It is during times like these that many find themselves reflecting on who belongs in the Hall of Fame but is not yet already there. After all, Greene, the third-all-time sack leader in NFL history, had quite a long wait himself, having been eligible for enshrinement for over a decade.
Recently, Kevin Seifert put out a list for ESPN detailing the 10 individuals not yet in the Hall of Fame that he believes deserve to be there, and among them were two Steelers greats, from different eras—both of them part of championship teams.
Placing sixth on the list is defensive end L.C. Greenwood, who paired when Joe Greene alongside him made a fearsome tandem as one half of the ‘Steel Curtain’ defensive line that was the heart and soul of Pittsburgh’s dynasty in the 1970s.
Greenwood’s enshrinement would, unfortunately, come posthumously, as he passed away in 2013. Greene is, in fact, the only surviving member remaining of the original constitution of the ‘Steel Curtain’ defensive line.
“Although he played before the sack became an official statistic, the Steelers credited him with 73.5 sacks in 13 seasons”, Seifert writes. “He had four in Super Bowl X, one of four championships he won with the team, and was among the nastiest players on a brutal defense that has already sent four players to the Hall”.
Two spots further down on the list, at number eight, comes guard Alan Faneca, who first became eligible for enshrinement during just this past round of voting, during which he made the final 15, but reportedly did not make the final 10.
Faneca’ bona fides certainly read out like a Hall-worthy lineman, though it is more difficult for interior linemen to enter than it is for tackles.

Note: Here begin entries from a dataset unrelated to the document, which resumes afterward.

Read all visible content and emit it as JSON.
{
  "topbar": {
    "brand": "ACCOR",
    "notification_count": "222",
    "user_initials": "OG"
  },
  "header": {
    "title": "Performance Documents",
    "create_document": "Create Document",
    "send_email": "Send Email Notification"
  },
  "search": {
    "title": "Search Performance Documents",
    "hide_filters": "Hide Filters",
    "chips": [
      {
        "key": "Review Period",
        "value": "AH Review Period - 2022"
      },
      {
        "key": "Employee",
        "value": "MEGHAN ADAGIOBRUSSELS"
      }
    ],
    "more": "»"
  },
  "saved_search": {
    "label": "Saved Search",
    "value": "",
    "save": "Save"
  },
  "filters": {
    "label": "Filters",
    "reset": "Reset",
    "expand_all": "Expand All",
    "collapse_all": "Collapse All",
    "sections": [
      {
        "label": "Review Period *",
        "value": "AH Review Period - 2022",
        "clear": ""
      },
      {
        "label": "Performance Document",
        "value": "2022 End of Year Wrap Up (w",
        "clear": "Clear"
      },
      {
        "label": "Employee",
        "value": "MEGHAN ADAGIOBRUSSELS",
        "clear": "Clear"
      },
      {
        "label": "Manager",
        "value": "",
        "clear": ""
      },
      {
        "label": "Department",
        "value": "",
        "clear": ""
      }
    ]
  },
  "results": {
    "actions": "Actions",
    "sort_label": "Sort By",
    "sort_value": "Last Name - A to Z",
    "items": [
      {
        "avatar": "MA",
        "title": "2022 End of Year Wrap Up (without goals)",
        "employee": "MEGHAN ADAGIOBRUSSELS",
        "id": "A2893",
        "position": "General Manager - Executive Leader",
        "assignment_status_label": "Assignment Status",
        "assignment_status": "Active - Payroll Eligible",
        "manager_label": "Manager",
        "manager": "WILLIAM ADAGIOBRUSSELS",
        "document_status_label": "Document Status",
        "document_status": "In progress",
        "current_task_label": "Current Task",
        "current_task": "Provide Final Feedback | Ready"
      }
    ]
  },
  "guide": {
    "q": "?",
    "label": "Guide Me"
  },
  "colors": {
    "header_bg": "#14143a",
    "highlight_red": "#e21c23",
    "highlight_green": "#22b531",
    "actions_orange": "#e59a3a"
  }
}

Nine Pro Bowls and six All-Pros in a 13-year career, including all but his first three and his last seasons in the case of the latter, and with a Super Bowl ring to boot, throwing the lead block on the longest running play in Super Bowl history—it reads off like it was made for a plaque.
“Faneca was one of the most athletic guards of his time”, writes Seifert, “able to drive-block and lock up defenders in space with equal skill. As a tangible testament to his athleticism, consider that Faneca lost 100 pounds after retiring in 2010 and now runs marathons. Guards aren’t of much interest to the public, but Faneca was one of the best of his time”.
Faneca is, of course, currently working with the Steelers as a coaching intern during training camp, as he weighs the possibility of pursuing a coaching career.